(Records from a data source)
________________

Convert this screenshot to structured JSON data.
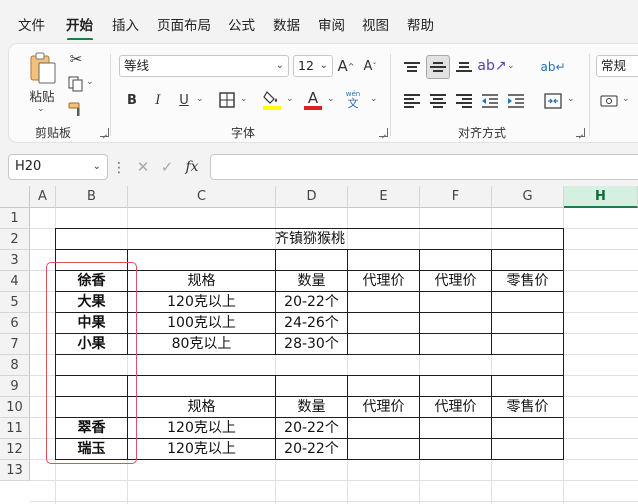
{
  "menu": {
    "items": [
      {
        "key": "file",
        "label": "文件"
      },
      {
        "key": "home",
        "label": "开始"
      },
      {
        "key": "insert",
        "label": "插入"
      },
      {
        "key": "layout",
        "label": "页面布局"
      },
      {
        "key": "formulas",
        "label": "公式"
      },
      {
        "key": "data",
        "label": "数据"
      },
      {
        "key": "review",
        "label": "审阅"
      },
      {
        "key": "view",
        "label": "视图"
      },
      {
        "key": "help",
        "label": "帮助"
      }
    ],
    "active": "开始"
  },
  "ribbon": {
    "clipboard": {
      "label": "剪贴板",
      "paste_label": "粘贴"
    },
    "font": {
      "label": "字体",
      "font_name": "等线",
      "font_size": "12",
      "grow": "A",
      "shrink": "A",
      "bold": "B",
      "italic": "I",
      "underline": "U",
      "font_color_letter": "A",
      "phonetic_top": "wén",
      "phonetic_bottom": "文",
      "highlight_color": "#ffff00",
      "font_color": "#e02020"
    },
    "alignment": {
      "label": "对齐方式"
    },
    "number": {
      "format": "常规"
    }
  },
  "formula_bar": {
    "name_box": "H20",
    "fx": "fx",
    "value": ""
  },
  "sheet": {
    "columns": [
      "A",
      "B",
      "C",
      "D",
      "E",
      "F",
      "G",
      "H"
    ],
    "selected_column": "H",
    "rows": [
      "1",
      "2",
      "3",
      "4",
      "5",
      "6",
      "7",
      "8",
      "9",
      "10",
      "11",
      "12",
      "13"
    ],
    "title": "齐镇猕猴桃",
    "header_row_4": [
      "徐香",
      "规格",
      "数量",
      "代理价",
      "代理价",
      "零售价"
    ],
    "header_row_10": [
      "规格",
      "数量",
      "代理价",
      "代理价",
      "零售价"
    ],
    "rows_data": [
      {
        "row": "5",
        "name": "大果",
        "spec": "120克以上",
        "qty": "20-22个"
      },
      {
        "row": "6",
        "name": "中果",
        "spec": "100克以上",
        "qty": "24-26个"
      },
      {
        "row": "7",
        "name": "小果",
        "spec": "80克以上",
        "qty": "28-30个"
      },
      {
        "row": "11",
        "name": "翠香",
        "spec": "120克以上",
        "qty": "20-22个"
      },
      {
        "row": "12",
        "name": "瑞玉",
        "spec": "120克以上",
        "qty": "20-22个"
      }
    ],
    "highlight_color": "#e0525a",
    "selection_color": "#1a7c47"
  }
}
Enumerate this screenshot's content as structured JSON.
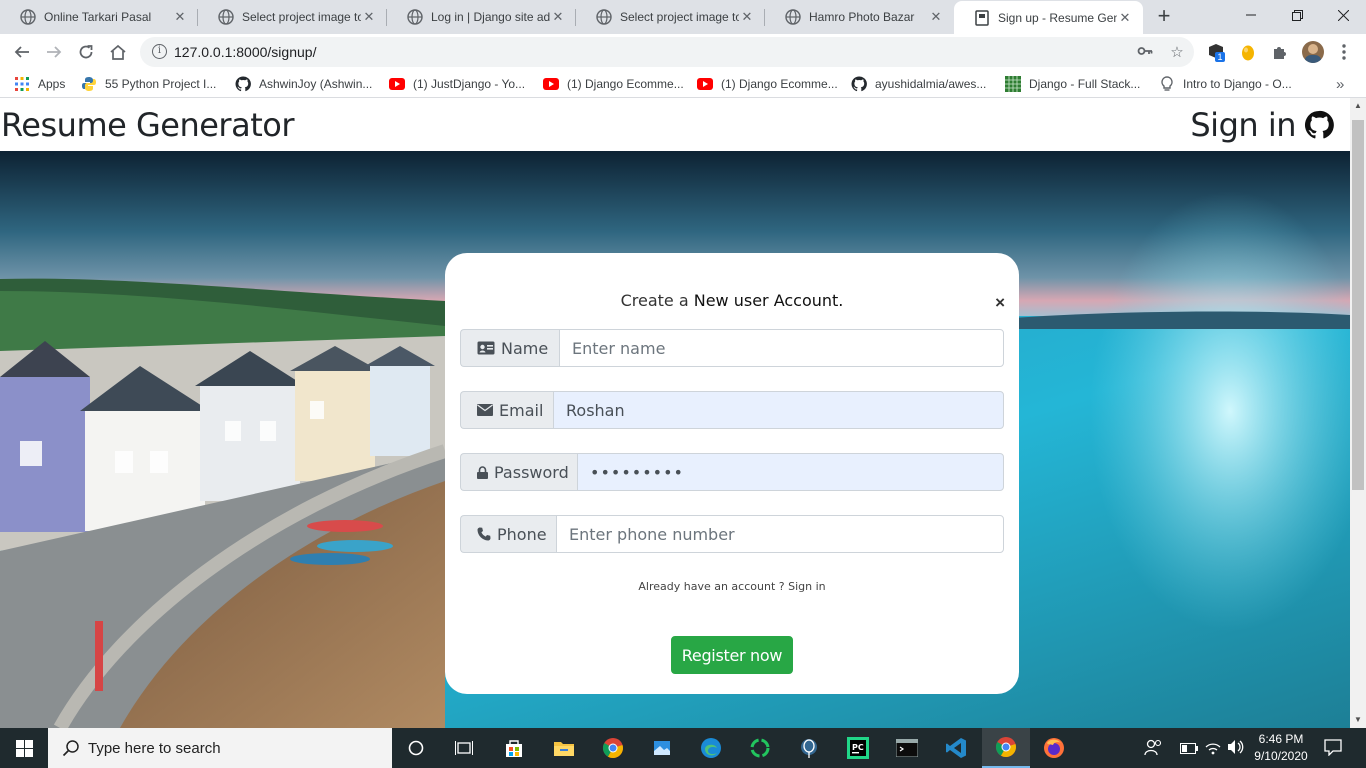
{
  "browser": {
    "tabs": [
      {
        "title": "Online Tarkari Pasal",
        "active": false
      },
      {
        "title": "Select project image to",
        "active": false
      },
      {
        "title": "Log in | Django site adm",
        "active": false
      },
      {
        "title": "Select project image to",
        "active": false
      },
      {
        "title": "Hamro Photo Bazar",
        "active": false
      },
      {
        "title": "Sign up - Resume Gene",
        "active": true
      }
    ],
    "url": "127.0.0.1:8000/signup/",
    "bookmarks": [
      "Apps",
      "55 Python Project I...",
      "AshwinJoy (Ashwin...",
      "(1) JustDjango - Yo...",
      "(1) Django Ecomme...",
      "(1) Django Ecomme...",
      "ayushidalmia/awes...",
      "Django - Full Stack...",
      "Intro to Django - O..."
    ],
    "bookmarks_overflow": "»",
    "extension_badge": "1"
  },
  "site": {
    "brand": "Resume Generator",
    "signin": "Sign in"
  },
  "form": {
    "heading_prefix": "Create a ",
    "heading_strong": "New user Account.",
    "close": "×",
    "name_label": "Name",
    "name_placeholder": "Enter name",
    "email_label": "Email",
    "email_value": "Roshan",
    "password_label": "Password",
    "password_value": "•••••••••",
    "phone_label": "Phone",
    "phone_placeholder": "Enter phone number",
    "already": "Already have an account ? Sign in",
    "register": "Register now"
  },
  "taskbar": {
    "search_placeholder": "Type here to search",
    "time": "6:46 PM",
    "date": "9/10/2020"
  },
  "colors": {
    "accent_green": "#28a745",
    "autofill_blue": "#e8f0fe",
    "taskbar": "#1f2a2e"
  }
}
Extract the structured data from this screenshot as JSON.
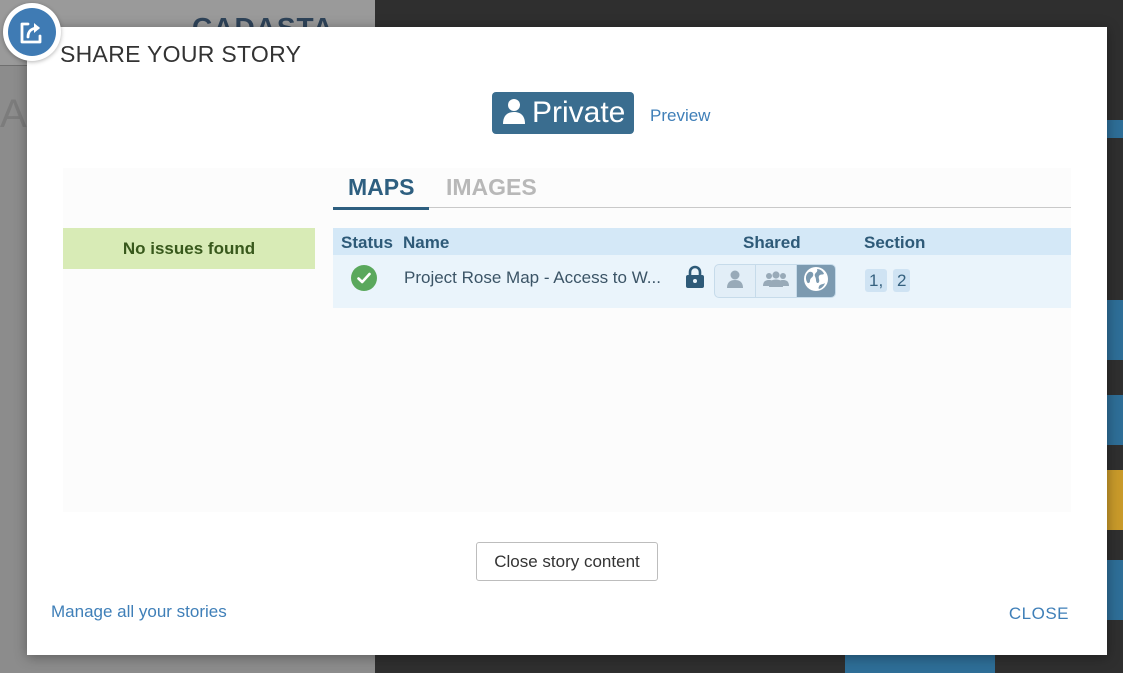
{
  "backdrop": {
    "logo_text": "CADASTA",
    "fragment_text": "A"
  },
  "modal": {
    "title": "SHARE YOUR STORY",
    "privacy": {
      "label": "Private",
      "icon": "person-icon"
    },
    "preview_label": "Preview",
    "issues_label": "No issues found",
    "tabs": [
      {
        "label": "MAPS",
        "active": true
      },
      {
        "label": "IMAGES",
        "active": false
      }
    ],
    "table": {
      "columns": [
        "Status",
        "Name",
        "Shared",
        "Section"
      ],
      "rows": [
        {
          "status": "ok",
          "name": "Project Rose Map - Access to W...",
          "shared_options": [
            "private-icon",
            "organization-icon",
            "public-icon"
          ],
          "shared_selected": "public-icon",
          "sections": [
            "1,",
            "2"
          ]
        }
      ]
    },
    "close_content_label": "Close story content",
    "manage_label": "Manage all your stories",
    "close_label": "CLOSE"
  },
  "colors": {
    "accent": "#3a6d8f",
    "link": "#3f7fb8",
    "success": "#5aa85c",
    "issues_bg": "#d8ebb6",
    "table_header_bg": "#d4e8f7"
  }
}
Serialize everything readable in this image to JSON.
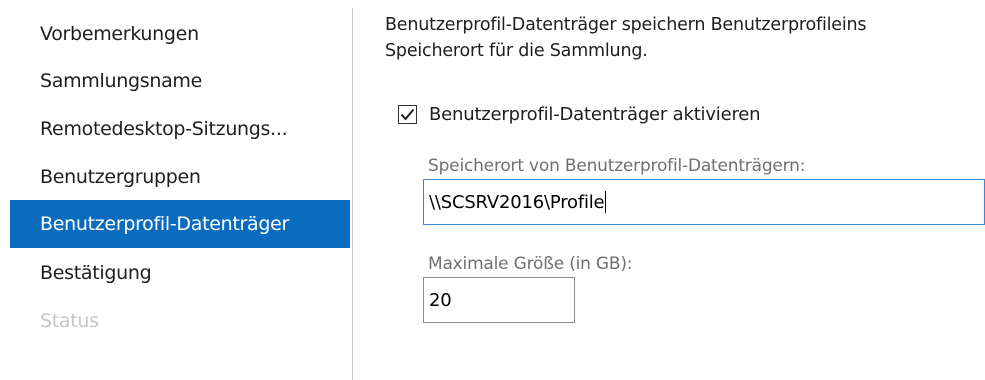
{
  "nav": {
    "items": [
      {
        "label": "Vorbemerkungen",
        "state": "normal"
      },
      {
        "label": "Sammlungsname",
        "state": "normal"
      },
      {
        "label": "Remotedesktop-Sitzungs...",
        "state": "normal"
      },
      {
        "label": "Benutzergruppen",
        "state": "normal"
      },
      {
        "label": "Benutzerprofil-Datenträger",
        "state": "active"
      },
      {
        "label": "Bestätigung",
        "state": "normal"
      },
      {
        "label": "Status",
        "state": "disabled"
      }
    ]
  },
  "content": {
    "description_line1": "Benutzerprofil-Datenträger speichern Benutzerprofileins",
    "description_line2": "Speicherort für die Sammlung.",
    "enable_checkbox": {
      "label": "Benutzerprofil-Datenträger aktivieren",
      "checked": true
    },
    "location_field": {
      "label": "Speicherort von Benutzerprofil-Datenträgern:",
      "value": "\\\\SCSRV2016\\Profile"
    },
    "size_field": {
      "label": "Maximale Größe (in GB):",
      "value": "20"
    }
  },
  "colors": {
    "accent": "#0b6cbe",
    "disabled_text": "#c7c7c7",
    "field_label": "#707070",
    "focus_border": "#3d88d6"
  }
}
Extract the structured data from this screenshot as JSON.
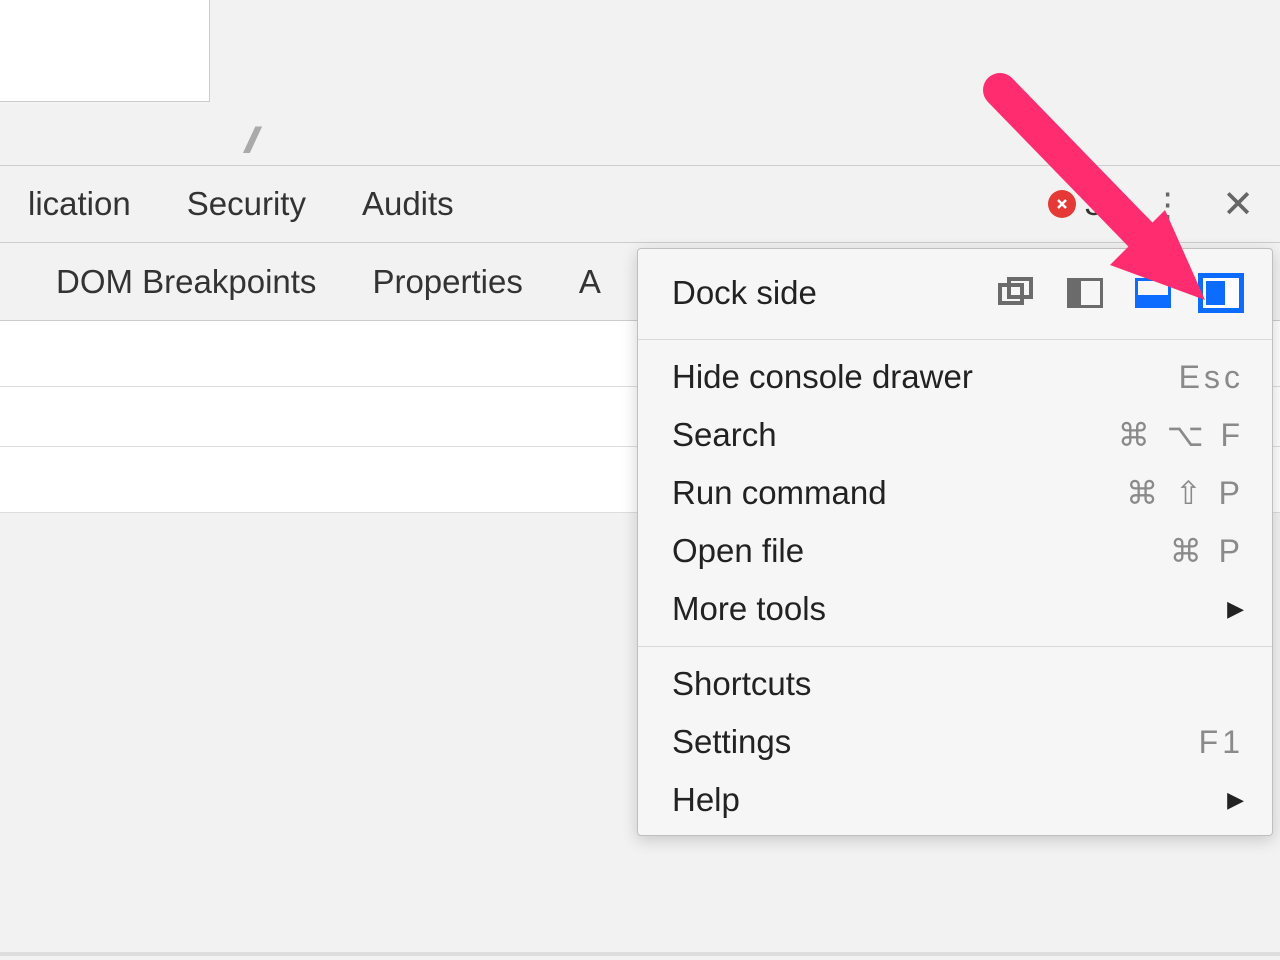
{
  "toolbar": {
    "tabs": [
      "lication",
      "Security",
      "Audits"
    ],
    "error_count": "30"
  },
  "subbar": {
    "tabs": [
      "DOM Breakpoints",
      "Properties",
      "A"
    ]
  },
  "menu": {
    "dock_label": "Dock side",
    "items": {
      "hide_console": "Hide console drawer",
      "hide_console_sc": "Esc",
      "search": "Search",
      "search_sc": "⌘ ⌥ F",
      "run_command": "Run command",
      "run_command_sc": "⌘ ⇧ P",
      "open_file": "Open file",
      "open_file_sc": "⌘ P",
      "more_tools": "More tools",
      "shortcuts": "Shortcuts",
      "settings": "Settings",
      "settings_sc": "F1",
      "help": "Help"
    }
  }
}
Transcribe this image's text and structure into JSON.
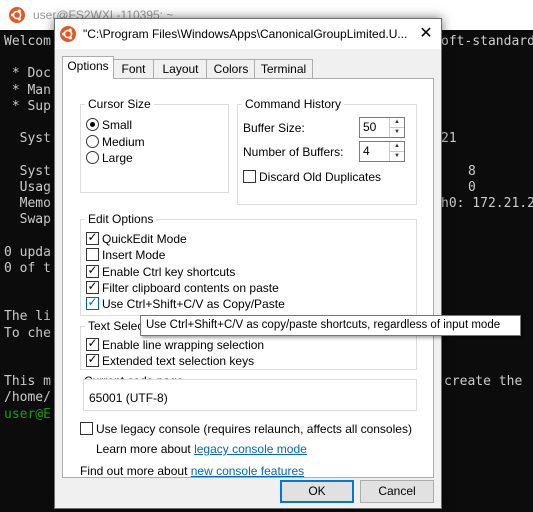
{
  "console": {
    "title": "user@FS2WXL-110395: ~",
    "lines": [
      {
        "text": "Welcom",
        "green": false
      },
      {
        "text": "",
        "green": false
      },
      {
        "text": " * Doc",
        "green": false
      },
      {
        "text": " * Man",
        "green": false
      },
      {
        "text": " * Sup",
        "green": false
      },
      {
        "text": "",
        "green": false
      },
      {
        "text": "  Syst",
        "green": false
      },
      {
        "text": "",
        "green": false
      },
      {
        "text": "  Syst",
        "green": false
      },
      {
        "text": "  Usag",
        "green": false
      },
      {
        "text": "  Memo",
        "green": false
      },
      {
        "text": "  Swap",
        "green": false
      },
      {
        "text": "",
        "green": false
      },
      {
        "text": "0 upda",
        "green": false
      },
      {
        "text": "0 of t",
        "green": false
      },
      {
        "text": "",
        "green": false
      },
      {
        "text": "",
        "green": false
      },
      {
        "text": "The li",
        "green": false
      },
      {
        "text": "To che",
        "green": false
      },
      {
        "text": "",
        "green": false
      },
      {
        "text": "",
        "green": false
      },
      {
        "text": "This m",
        "green": false
      },
      {
        "text": "/home/",
        "green": false
      },
      {
        "text": "user@E",
        "green": true
      }
    ],
    "right_lines": [
      {
        "text": "oft-standard",
        "row": 0
      },
      {
        "text": "21",
        "row": 6
      },
      {
        "text": "8",
        "row": 8
      },
      {
        "text": "0",
        "row": 9
      },
      {
        "text": "h0: 172.21.2",
        "row": 10
      },
      {
        "text": "create the",
        "row": 21
      }
    ]
  },
  "dialog": {
    "title": "\"C:\\Program Files\\WindowsApps\\CanonicalGroupLimited.U...",
    "close_glyph": "✕",
    "tabs": [
      "Options",
      "Font",
      "Layout",
      "Colors",
      "Terminal"
    ],
    "active_tab": "Options",
    "cursor_size": {
      "label": "Cursor Size",
      "options": [
        "Small",
        "Medium",
        "Large"
      ],
      "selected": "Small"
    },
    "command_history": {
      "label": "Command History",
      "buffer_size_label": "Buffer Size:",
      "buffer_size_value": "50",
      "num_buffers_label": "Number of Buffers:",
      "num_buffers_value": "4",
      "discard_label": "Discard Old Duplicates",
      "discard_checked": false
    },
    "edit_options": {
      "label": "Edit Options",
      "items": [
        {
          "label": "QuickEdit Mode",
          "checked": true
        },
        {
          "label": "Insert Mode",
          "checked": false
        },
        {
          "label": "Enable Ctrl key shortcuts",
          "checked": true
        },
        {
          "label": "Filter clipboard contents on paste",
          "checked": true
        },
        {
          "label": "Use Ctrl+Shift+C/V as Copy/Paste",
          "checked": true
        }
      ]
    },
    "text_selection": {
      "label": "Text Selection",
      "items": [
        {
          "label": "Enable line wrapping selection",
          "checked": true
        },
        {
          "label": "Extended text selection keys",
          "checked": true
        }
      ]
    },
    "code_page": {
      "label": "Current code page",
      "value": "65001 (UTF-8)"
    },
    "legacy": {
      "label": "Use legacy console (requires relaunch, affects all consoles)",
      "checked": false,
      "learn_prefix": "Learn more about ",
      "learn_link": "legacy console mode"
    },
    "find_out_prefix": "Find out more about ",
    "find_out_link": "new console features",
    "ok_label": "OK",
    "cancel_label": "Cancel"
  },
  "tooltip": "Use Ctrl+Shift+C/V as copy/paste shortcuts, regardless of input mode",
  "colors": {
    "ubuntu_orange": "#e95420",
    "link_blue": "#0066cc",
    "accent_blue": "#0078d7"
  },
  "icons": [
    "ubuntu-icon",
    "close-icon",
    "check-icon",
    "radio-dot-icon",
    "spin-up-icon",
    "spin-down-icon"
  ]
}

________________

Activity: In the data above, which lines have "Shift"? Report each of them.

Task result:
          "label": "Use Ctrl+Shift+C/V as Copy/Paste",
  "tooltip": "Use Ctrl+Shift+C/V as copy/paste shortcuts, regardless of input mode",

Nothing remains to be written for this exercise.